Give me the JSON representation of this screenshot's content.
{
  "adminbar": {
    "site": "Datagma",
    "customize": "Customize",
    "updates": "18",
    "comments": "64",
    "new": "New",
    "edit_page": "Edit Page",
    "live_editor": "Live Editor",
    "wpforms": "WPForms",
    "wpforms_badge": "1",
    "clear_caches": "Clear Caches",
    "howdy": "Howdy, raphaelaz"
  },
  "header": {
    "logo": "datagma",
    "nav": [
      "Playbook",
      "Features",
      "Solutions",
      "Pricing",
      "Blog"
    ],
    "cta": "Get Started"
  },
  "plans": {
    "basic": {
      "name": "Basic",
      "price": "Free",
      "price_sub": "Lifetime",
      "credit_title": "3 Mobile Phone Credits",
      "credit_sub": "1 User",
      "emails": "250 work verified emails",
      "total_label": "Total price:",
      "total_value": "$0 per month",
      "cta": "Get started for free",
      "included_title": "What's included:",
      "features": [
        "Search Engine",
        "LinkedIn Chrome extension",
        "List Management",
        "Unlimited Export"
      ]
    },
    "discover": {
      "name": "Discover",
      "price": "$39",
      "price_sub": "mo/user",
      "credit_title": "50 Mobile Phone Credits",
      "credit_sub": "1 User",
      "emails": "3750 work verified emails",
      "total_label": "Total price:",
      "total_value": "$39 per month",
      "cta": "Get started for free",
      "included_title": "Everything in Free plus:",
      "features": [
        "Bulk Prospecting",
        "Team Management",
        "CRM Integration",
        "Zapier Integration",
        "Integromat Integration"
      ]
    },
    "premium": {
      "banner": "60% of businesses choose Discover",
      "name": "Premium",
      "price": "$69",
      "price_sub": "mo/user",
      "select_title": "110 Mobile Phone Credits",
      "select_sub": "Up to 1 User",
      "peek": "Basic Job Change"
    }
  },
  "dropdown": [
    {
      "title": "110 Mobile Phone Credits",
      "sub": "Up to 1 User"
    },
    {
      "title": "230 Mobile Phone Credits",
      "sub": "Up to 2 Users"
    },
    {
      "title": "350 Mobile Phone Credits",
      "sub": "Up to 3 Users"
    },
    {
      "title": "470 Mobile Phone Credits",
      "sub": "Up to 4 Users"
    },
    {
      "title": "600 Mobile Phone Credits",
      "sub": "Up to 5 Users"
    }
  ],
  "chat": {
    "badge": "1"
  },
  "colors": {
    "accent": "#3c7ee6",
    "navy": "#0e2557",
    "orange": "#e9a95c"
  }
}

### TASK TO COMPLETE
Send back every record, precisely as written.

### YOUR RESPONSE
Give me the JSON representation of this screenshot's content.
{
  "adminbar": {
    "site": "Datagma",
    "customize": "Customize",
    "updates": "18",
    "comments": "64",
    "new": "New",
    "edit_page": "Edit Page",
    "live_editor": "Live Editor",
    "wpforms": "WPForms",
    "wpforms_badge": "1",
    "clear_caches": "Clear Caches",
    "howdy": "Howdy, raphaelaz"
  },
  "header": {
    "logo": "datagma",
    "nav": [
      "Playbook",
      "Features",
      "Solutions",
      "Pricing",
      "Blog"
    ],
    "cta": "Get Started"
  },
  "plans": {
    "basic": {
      "name": "Basic",
      "price": "Free",
      "price_sub": "Lifetime",
      "credit_title": "3 Mobile Phone Credits",
      "credit_sub": "1 User",
      "emails": "250 work verified emails",
      "total_label": "Total price:",
      "total_value": "$0 per month",
      "cta": "Get started for free",
      "included_title": "What's included:",
      "features": [
        "Search Engine",
        "LinkedIn Chrome extension",
        "List Management",
        "Unlimited Export"
      ]
    },
    "discover": {
      "name": "Discover",
      "price": "$39",
      "price_sub": "mo/user",
      "credit_title": "50 Mobile Phone Credits",
      "credit_sub": "1 User",
      "emails": "3750 work verified emails",
      "total_label": "Total price:",
      "total_value": "$39 per month",
      "cta": "Get started for free",
      "included_title": "Everything in Free plus:",
      "features": [
        "Bulk Prospecting",
        "Team Management",
        "CRM Integration",
        "Zapier Integration",
        "Integromat Integration"
      ]
    },
    "premium": {
      "banner": "60% of businesses choose Discover",
      "name": "Premium",
      "price": "$69",
      "price_sub": "mo/user",
      "select_title": "110 Mobile Phone Credits",
      "select_sub": "Up to 1 User",
      "peek": "Basic Job Change"
    }
  },
  "dropdown": [
    {
      "title": "110 Mobile Phone Credits",
      "sub": "Up to 1 User"
    },
    {
      "title": "230 Mobile Phone Credits",
      "sub": "Up to 2 Users"
    },
    {
      "title": "350 Mobile Phone Credits",
      "sub": "Up to 3 Users"
    },
    {
      "title": "470 Mobile Phone Credits",
      "sub": "Up to 4 Users"
    },
    {
      "title": "600 Mobile Phone Credits",
      "sub": "Up to 5 Users"
    }
  ],
  "chat": {
    "badge": "1"
  },
  "colors": {
    "accent": "#3c7ee6",
    "navy": "#0e2557",
    "orange": "#e9a95c"
  }
}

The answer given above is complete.